Letter by GACHA again a mysterious brilliant artist and virtuous bass player on this planet somewhere on this blue marble who made fantastic funky chillwave of sounds like “LETTER” by “GACHA” , timeless and chilled , his music is so chilled like a wave of clouds on a high mountain you walk and wander up on the peak and the temperature is just one word and it is to hot to use a three letter long word so it was pure heat and you reach the top and the drifting clouds cool the heat instantly like the music from “GACHA” , his music is monster funky , his bass play skills are so way above my pay grade , and his sample and fitting this beauty to such a funky chillwave with the beauty of the Occident and pure sunshine is simple supernatural.
just seen he remixed a FOUR TET and seen he is signed by APOLLO records and thanks to them i now know who this virtuous musician is

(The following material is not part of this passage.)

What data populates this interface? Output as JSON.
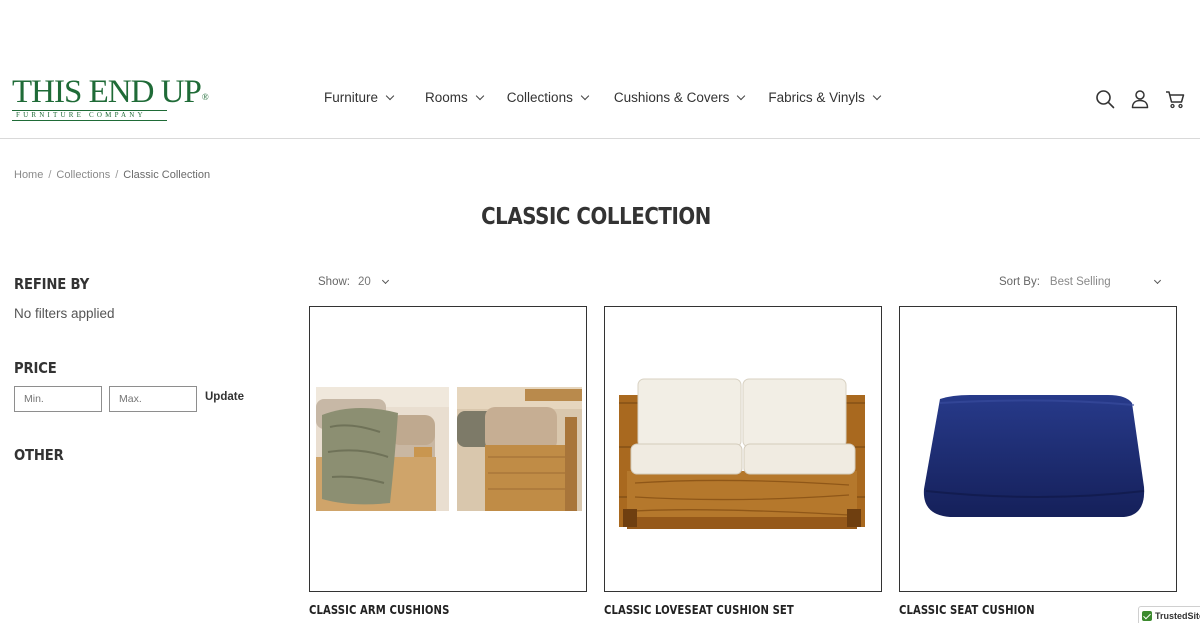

Hailing from Georgia Gacha is a young artist who’s star is rapidly on the rise, a producer capable of pulling together various strands of electronic music heritage and stitching them artfully together to make a bewitching sound all of his own. This debut release proves to be a perfect match to the slowed down, spaced out ethos at the core of the sound with which Apollo records, the offshoot of R&S records set up and run by Renaat Vandepapeliere, are synonymous.
Having learnt to play guitar at the tender age of ten, Gacha began his quest to realize his own innate fragile melodies and harmonies early on, but it wasn’t until some years later, in a eureka moment brought about by discovering Boards of Canada’s classic ambient work Geogaddi, that he began to really strive to shape his own sound and sonic environment. Adding the MPC and classic Korg synths to his arsenal, Gacha gradually, patiently developed his own signature and his early productions were quickly picked up on by various influential music blogs.
Opening here with Remember, Gacha states his intention right from the get go: distorted washed out chords come underpinned with a funeral-march beat and are complemented by a yearning, distorted pitched down vocal sample which injects a sadness and deep soulfulness into the piece. After gently hypnotizing the listener, Gacha proceeds to introduce a hauntingly melodic guitar line and a switching of the beat from slow half step to a complex stutter, illustrating his love for both the rhythms of the hip hop experimentalists and the swing of early Uk garage.
B -side Bowl is a heavier proposition, ramping up the distortion and giving wry admiring nods to the masters of Detroit House and the murky half-light of early dubstep. The chords are pure Detroit and the arrangement constantly defies expectation, slipping and twisting this way and that. The whole piece is enveloped in a shroud of mysterious atmosphere, with the merest presence of a vocal appearing momentarily, here and there, from behind Gacha’s expertly constructed smokescreen of heavy reverb.